● WORK REQUIRED: One figure is the whole answer: the number of lines below that contain the word "Inventory".

Stored entries
# # # #

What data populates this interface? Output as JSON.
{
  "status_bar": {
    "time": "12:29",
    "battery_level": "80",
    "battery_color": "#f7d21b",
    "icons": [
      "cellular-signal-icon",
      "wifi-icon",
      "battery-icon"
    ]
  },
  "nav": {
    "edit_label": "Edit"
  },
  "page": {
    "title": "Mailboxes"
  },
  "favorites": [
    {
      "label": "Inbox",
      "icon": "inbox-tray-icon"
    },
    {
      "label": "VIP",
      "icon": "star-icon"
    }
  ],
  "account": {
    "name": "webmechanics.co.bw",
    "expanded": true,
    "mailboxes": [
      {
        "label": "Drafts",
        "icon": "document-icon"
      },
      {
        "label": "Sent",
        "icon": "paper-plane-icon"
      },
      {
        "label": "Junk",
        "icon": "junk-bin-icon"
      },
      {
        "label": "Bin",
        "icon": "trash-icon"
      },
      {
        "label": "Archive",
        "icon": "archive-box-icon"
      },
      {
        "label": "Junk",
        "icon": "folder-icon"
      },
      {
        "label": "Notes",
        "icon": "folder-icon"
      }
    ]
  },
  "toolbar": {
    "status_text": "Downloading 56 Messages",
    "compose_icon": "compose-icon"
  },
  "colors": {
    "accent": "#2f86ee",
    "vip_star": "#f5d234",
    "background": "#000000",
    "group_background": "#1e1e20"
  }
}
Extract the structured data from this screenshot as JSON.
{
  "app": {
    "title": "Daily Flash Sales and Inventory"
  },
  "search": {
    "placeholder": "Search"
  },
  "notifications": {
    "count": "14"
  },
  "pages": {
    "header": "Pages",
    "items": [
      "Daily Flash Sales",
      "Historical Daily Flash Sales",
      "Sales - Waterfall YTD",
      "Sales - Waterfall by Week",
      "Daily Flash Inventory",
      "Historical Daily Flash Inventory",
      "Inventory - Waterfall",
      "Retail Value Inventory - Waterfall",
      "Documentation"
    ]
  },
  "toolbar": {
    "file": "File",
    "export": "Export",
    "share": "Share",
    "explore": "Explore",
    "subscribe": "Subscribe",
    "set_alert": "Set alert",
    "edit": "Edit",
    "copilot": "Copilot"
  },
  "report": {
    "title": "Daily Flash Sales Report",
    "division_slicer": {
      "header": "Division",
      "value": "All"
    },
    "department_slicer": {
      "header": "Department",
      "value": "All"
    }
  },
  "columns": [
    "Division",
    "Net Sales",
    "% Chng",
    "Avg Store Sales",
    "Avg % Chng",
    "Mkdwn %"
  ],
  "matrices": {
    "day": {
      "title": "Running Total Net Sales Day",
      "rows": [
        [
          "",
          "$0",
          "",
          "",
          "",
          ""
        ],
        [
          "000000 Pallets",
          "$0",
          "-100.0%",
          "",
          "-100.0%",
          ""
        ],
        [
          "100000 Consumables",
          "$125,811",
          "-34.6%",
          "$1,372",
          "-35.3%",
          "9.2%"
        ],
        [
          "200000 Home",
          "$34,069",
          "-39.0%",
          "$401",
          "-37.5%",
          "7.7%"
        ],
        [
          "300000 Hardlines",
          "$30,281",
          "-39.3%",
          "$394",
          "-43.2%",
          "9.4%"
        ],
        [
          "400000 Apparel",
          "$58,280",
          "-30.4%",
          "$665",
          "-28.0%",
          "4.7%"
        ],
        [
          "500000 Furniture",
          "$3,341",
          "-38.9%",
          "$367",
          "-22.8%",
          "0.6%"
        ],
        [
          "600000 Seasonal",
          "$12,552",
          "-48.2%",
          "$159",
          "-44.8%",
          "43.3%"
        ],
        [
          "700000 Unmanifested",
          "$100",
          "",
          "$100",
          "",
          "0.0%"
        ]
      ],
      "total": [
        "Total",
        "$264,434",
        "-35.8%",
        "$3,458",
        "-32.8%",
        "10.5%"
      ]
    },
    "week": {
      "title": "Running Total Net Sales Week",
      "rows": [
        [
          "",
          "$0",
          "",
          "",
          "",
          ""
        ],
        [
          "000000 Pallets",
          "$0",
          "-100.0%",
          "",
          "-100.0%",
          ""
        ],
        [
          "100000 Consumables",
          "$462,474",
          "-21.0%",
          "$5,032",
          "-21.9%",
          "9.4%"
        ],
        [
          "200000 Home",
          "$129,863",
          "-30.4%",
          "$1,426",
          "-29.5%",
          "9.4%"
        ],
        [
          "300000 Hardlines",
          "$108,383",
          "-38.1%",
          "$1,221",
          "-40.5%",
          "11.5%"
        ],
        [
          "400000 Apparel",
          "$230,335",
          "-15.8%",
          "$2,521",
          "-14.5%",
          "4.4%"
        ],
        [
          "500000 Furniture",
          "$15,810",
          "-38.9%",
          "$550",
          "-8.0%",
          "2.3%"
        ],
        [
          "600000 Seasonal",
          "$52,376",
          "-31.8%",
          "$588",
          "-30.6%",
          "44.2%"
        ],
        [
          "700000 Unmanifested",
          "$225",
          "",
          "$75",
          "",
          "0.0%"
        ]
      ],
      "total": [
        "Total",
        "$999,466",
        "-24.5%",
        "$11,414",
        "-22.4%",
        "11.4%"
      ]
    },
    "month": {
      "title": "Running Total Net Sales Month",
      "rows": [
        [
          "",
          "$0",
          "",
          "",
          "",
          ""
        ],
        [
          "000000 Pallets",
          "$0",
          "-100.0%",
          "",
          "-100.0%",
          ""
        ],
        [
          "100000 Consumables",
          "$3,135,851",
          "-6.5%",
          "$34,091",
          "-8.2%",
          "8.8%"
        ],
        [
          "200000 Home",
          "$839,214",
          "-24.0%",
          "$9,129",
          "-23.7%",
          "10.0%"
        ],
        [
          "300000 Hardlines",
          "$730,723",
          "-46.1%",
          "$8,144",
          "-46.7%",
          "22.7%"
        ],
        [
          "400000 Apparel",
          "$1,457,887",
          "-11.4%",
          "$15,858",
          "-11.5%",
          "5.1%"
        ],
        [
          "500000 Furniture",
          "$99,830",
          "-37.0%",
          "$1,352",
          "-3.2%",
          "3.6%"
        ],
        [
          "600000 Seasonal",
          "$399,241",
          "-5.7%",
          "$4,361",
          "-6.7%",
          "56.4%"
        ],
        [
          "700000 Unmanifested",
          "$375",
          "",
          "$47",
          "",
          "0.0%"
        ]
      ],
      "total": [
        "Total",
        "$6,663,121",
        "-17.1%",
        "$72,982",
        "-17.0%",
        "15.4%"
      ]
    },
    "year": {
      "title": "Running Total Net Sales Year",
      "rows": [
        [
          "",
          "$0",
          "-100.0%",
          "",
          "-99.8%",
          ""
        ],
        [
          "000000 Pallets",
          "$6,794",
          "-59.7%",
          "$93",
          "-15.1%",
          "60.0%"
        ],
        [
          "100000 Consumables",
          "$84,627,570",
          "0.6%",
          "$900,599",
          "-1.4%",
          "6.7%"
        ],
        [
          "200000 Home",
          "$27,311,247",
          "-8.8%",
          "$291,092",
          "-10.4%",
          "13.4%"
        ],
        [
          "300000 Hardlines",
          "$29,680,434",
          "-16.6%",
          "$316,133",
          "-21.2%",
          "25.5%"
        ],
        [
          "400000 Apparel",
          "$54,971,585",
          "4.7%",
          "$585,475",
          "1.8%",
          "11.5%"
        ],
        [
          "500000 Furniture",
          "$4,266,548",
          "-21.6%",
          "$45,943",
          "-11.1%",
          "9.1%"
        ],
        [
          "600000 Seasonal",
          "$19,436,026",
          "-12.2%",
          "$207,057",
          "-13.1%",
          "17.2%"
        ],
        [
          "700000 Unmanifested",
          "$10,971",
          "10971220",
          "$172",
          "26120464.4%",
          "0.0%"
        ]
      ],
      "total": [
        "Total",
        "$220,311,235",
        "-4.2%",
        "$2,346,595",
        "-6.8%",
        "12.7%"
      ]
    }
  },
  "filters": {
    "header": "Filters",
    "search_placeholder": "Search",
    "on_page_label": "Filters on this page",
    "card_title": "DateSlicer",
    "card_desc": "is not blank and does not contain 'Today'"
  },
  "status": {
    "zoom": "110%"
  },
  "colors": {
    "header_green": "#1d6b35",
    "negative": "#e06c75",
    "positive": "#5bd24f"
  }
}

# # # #

● ANSWER TO THE EXERCISE: 5